Contests are another time-tested strategy. Remember that the prizes you give away should be valuable to your target audience, not just to anyone. You don’t want members to participate in the contest but then cancel on their first month.
5. Email Remarketing
Email remarketing is for drawing back the ones who were on your checkout page, ready to sign up, but for some reason or another never completed the signup process (aka the ones who got away).
Growing your membership base also means keeping the members you convinced to sign up. Here are some ways to convince your members to stay with you.
1. Show members how to maximize your website.
If your members don’t know how to consume your content optimally, or which content is suited to their goals, or even how to get to your content, it’s all wasted. Teach your members how to find their way around your website so they can make the most out of their membership.
2. Give members some control over their membership.
Trusting your members with their own membership goes a long way in establishing a strong relationship with them.
Allow them to pause their membership and trust that they’ll be back. Let them change their payment method or payment plan and trust that they’ll continue paying you. When their payment methods have issues, give them some leeway before canceling their membership, and trust that they’ll fix the issue or provide an alternative payment method.
3. Make members invested in the site’s success.
Giving your members a reason to care about your success can be a strong deterrent for them to leave. Elevate their status in your community, offer incentives, or consider creating an exclusive affiliate program just for members.
4. Appreciate your community.
Truth: Your members keep your site alive. Always make them feel acknowledged, celebrate their successes, and value their feedback.
5. Provide value consistently.
As long as your website is valuable to your members, they’ll stay on. Updating, improving, and adding to your existing content is one way to provide value. Regularly engaging with your community is another.
When members sense that you no longer care about the quality of your website and that whatever you’re offering is no longer helpful to them, they will leave. Never let that happen.
If you read this from top to bottom in one go, congratulations! That was plenty of information to digest. If it took you a few readings, that’s perfectly all right too.

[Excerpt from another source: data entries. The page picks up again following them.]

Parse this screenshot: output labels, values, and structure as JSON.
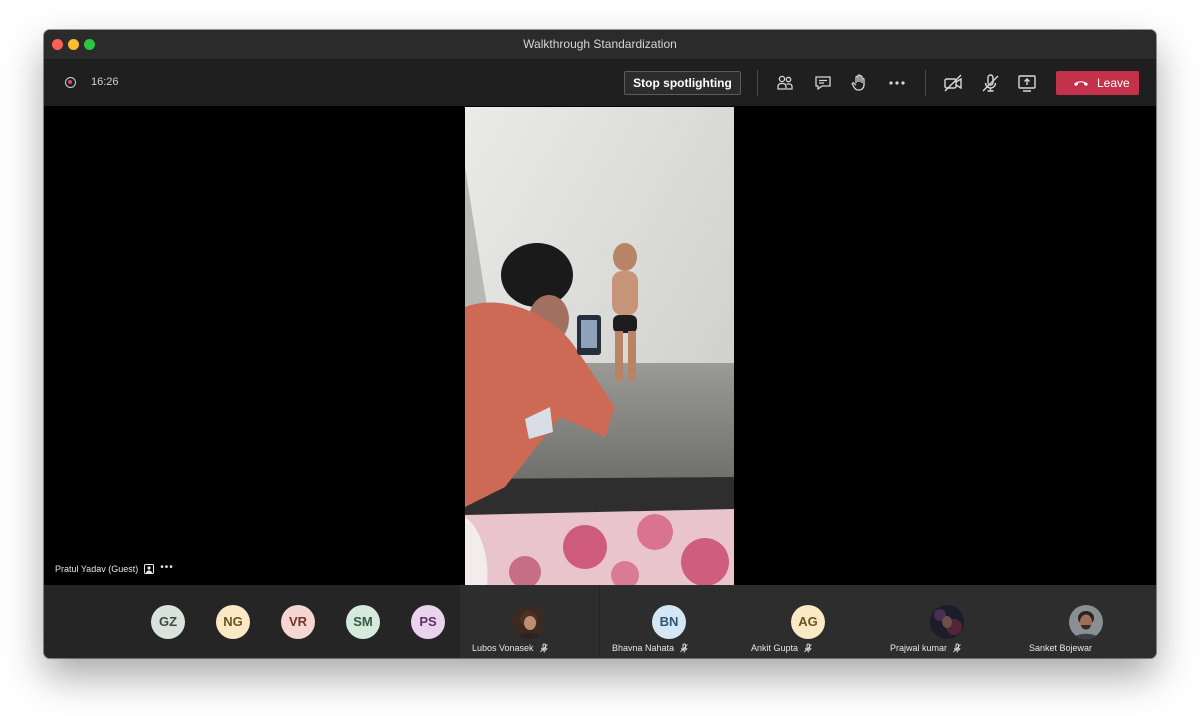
{
  "window": {
    "title": "Walkthrough Standardization"
  },
  "toolbar": {
    "timer": "16:26",
    "stop_spotlight_label": "Stop spotlighting",
    "leave_label": "Leave",
    "icons": [
      "record-icon",
      "participants-icon",
      "chat-icon",
      "raise-hand-icon",
      "more-options-icon",
      "camera-off-icon",
      "mic-off-icon",
      "share-screen-icon",
      "phone-hangup-icon"
    ]
  },
  "spotlight": {
    "name": "Pratul Yadav (Guest)",
    "more": "•••"
  },
  "gallery": {
    "avatars": [
      {
        "initials": "GZ",
        "bg": "#d9e3dc",
        "fg": "#3c4d40"
      },
      {
        "initials": "NG",
        "bg": "#fbe8c4",
        "fg": "#6b5320"
      },
      {
        "initials": "VR",
        "bg": "#f6d6d3",
        "fg": "#73332d"
      },
      {
        "initials": "SM",
        "bg": "#d5eadc",
        "fg": "#35563f"
      },
      {
        "initials": "PS",
        "bg": "#ead3ec",
        "fg": "#5d3362"
      }
    ],
    "tiles": [
      {
        "name": "Lubos Vonasek",
        "type": "photo",
        "muted": true
      },
      {
        "name": "Bhavna Nahata",
        "initials": "BN",
        "bg": "#d4e7f5",
        "fg": "#2d5573",
        "muted": true
      },
      {
        "name": "Ankit Gupta",
        "initials": "AG",
        "bg": "#fbe8c4",
        "fg": "#6b5320",
        "muted": true
      },
      {
        "name": "Prajwal kumar",
        "type": "photo",
        "muted": true
      },
      {
        "name": "Sanket Bojewar",
        "type": "photo",
        "muted": false
      }
    ]
  }
}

Here’s an overview of the membership site masterplan once more:
I do have a couple of reminders before you go off and build your membership site.
Running a membership site is NOT a get-rich-quick scheme.
And if anybody tries to tell you different, run away. As fast as you can.
As you should’ve seen by now, just planning it is an enormous task in itself. It takes months of creating and organizing content, promoting and tweaking your site, and helping and engaging your community before you see a steady stream of income from it.
So don’t despair if you’ve been at it for a while and you still haven’t reached a five-figure-a-month profit from your membership site. Plod on and keep hustling; you’ll get there.
People’s needs change over time, and what your members might find valuable today may not be so valuable to them tomorrow, or next week, or next month.
Be ready to change your content offerings and update, change, or delete website features altogether over time. It may happen that your website now may not be recognizable in a year, and that’s okay. As long as you meet your members’ needs, change is good.
Have you considered or are you considering building a membership site? Did this masterplan help? Or are there any other aspects of creating a membership site that you wish were included here? Talk to me in the comments!
For easy reference, here are the 6 articles in this membership site masterplan series. There are PLENTY of processes, tips, and techniques in these articles, and frankly, it’s too much for one sitting.
I suggest going over them in order on your own pace. You might want to bookmark this post right now so you have a reference point for everything.
JoAnne is your average, everyday, sane stay-at-home mom who believes in the power of the internet to make dreams come true. She has an insatiable appetite for chocolate, as well as all things internet marketing. She keeps up with the latest trends in blogging, affiliate marketing, e-commerce, and more.